KINGSPORT, Tenn. (WJHL)- News Channel 11 took a closer look at fire hydrant inspections after poor water pressure was believed to be a factor in the spread of a fire that destroyed a Kingsport apartment unit.
In May, crews spent eight hours putting out a fire at Aspen Ridge Apartments on Union Street.
Firefighters on the scene told News Channel 11 that hydrants weren’t performing properly that day.
Laurie Cassell, a current resident at the complex, said she saw the whole thing.
“I think a lot of neighbors were a little disgusted. It’s a possibility that building could’ve been saved or at least half of it if the pressure would’ve been better,” said Cassell. “Just seeing that the flames were gone, no building there, just ash, was the saddest thing I think I’ve ever seen.”
Kingsport Fire Department Chief Scott Boyd said they conduct annual inspections of all fire hydrants in the city.
“We go out, we’ll take the caps off of it. Open it, make sure there’s water on every single hydrant. That also gives us the ability to determine if there’s any maintenance that needs to be done,” he said.
A Freedom of Information Act request revealed four hydrants surrounding the complex have been inspected five times since 2012.
According to fire department records, none of them required maintenance following these tests.
The most recent inspection before the fire was in May 2018.
Boyd said the Insurance Service Office only requires flow tests for water pressure every five to ten years.
Records show the last flow test conducted on these hydrants was in May 2013.
Blue-colored hydrants are considered “hot hydrants” because they’re able to release 15 hundred gallons per minute or more, according to Boyd.
All four hydrants around the complex passed the test, records show.
So what happened on the day of the fire?
“So there are various reasons.
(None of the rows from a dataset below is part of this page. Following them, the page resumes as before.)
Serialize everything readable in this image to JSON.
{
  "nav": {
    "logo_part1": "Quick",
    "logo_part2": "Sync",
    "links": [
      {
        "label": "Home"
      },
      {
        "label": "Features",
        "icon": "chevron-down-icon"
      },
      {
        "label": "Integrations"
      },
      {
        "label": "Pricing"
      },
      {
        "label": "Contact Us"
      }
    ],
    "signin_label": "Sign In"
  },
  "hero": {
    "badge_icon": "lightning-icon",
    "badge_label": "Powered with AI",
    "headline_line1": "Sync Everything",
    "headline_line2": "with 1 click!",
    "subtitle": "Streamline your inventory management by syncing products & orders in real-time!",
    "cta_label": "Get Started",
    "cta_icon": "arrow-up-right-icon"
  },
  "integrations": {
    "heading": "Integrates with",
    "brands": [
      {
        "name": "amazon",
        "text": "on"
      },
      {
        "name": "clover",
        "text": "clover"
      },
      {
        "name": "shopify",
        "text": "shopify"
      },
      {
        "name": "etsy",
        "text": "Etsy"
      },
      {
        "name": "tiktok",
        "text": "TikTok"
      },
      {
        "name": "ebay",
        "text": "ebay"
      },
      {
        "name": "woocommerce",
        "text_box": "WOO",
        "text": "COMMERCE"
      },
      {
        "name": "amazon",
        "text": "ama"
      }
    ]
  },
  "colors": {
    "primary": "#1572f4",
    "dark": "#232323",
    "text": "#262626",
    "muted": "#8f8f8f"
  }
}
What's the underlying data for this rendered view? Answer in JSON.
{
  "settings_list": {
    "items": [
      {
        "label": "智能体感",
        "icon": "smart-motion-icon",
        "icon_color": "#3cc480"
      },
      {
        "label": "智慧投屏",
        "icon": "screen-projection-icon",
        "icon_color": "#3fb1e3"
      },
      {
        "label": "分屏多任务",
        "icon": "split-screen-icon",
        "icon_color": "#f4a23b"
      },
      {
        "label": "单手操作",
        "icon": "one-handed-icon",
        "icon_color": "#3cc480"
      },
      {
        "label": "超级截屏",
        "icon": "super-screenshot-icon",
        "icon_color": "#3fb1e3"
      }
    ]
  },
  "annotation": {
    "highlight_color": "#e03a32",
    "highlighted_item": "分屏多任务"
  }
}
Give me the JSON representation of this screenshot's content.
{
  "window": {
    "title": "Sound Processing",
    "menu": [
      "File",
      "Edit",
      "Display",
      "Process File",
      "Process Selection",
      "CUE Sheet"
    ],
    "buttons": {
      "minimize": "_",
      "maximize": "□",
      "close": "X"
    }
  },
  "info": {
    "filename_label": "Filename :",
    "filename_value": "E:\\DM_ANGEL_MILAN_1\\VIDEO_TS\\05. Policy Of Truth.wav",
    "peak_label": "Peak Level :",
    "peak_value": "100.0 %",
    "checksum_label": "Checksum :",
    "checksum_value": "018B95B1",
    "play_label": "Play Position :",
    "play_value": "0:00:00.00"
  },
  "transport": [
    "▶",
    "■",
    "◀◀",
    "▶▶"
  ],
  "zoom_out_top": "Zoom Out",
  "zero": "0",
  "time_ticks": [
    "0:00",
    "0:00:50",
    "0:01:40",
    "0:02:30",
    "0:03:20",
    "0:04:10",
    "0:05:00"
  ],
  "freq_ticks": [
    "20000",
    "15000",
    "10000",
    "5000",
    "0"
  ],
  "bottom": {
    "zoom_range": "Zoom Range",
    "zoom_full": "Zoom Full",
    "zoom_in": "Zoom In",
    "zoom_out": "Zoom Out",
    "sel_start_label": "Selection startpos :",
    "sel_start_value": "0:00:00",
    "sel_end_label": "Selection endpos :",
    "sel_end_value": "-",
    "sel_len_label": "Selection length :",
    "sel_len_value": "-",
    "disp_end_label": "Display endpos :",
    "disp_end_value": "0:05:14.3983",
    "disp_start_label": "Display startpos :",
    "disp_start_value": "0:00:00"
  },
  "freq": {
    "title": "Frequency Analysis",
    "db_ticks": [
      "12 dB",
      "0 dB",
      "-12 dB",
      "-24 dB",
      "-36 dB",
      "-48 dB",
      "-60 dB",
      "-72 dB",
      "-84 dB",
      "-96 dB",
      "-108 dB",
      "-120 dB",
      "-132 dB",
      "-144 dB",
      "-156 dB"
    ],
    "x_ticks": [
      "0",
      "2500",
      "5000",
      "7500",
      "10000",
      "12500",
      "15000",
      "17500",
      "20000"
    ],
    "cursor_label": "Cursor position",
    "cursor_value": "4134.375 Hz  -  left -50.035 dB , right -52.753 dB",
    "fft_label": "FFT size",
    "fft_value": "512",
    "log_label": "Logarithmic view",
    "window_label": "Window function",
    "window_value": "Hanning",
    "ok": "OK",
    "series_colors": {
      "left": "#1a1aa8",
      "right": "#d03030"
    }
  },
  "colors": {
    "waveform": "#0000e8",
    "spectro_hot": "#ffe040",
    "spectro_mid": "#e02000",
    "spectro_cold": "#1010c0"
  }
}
To pinpoint one specific reason I’d really be speculating,” said Boyd.
He said water pressure issues happen occasionally, despite cleared inspections, usually due to a blocked water line or valve.
“We’ve found beer cans in hydrants, that restricts flow,” Boyd said.
Boyd said poor pressure can also be caused by increased water consumption in the surrounding area.
The water department examined the issue on the day of the fire, according to Boyd.
The fire department also conducted its annual assessment in June 2019.
“We found no anomalies whatsoever, hydrants seemed to have worked fine,” he said.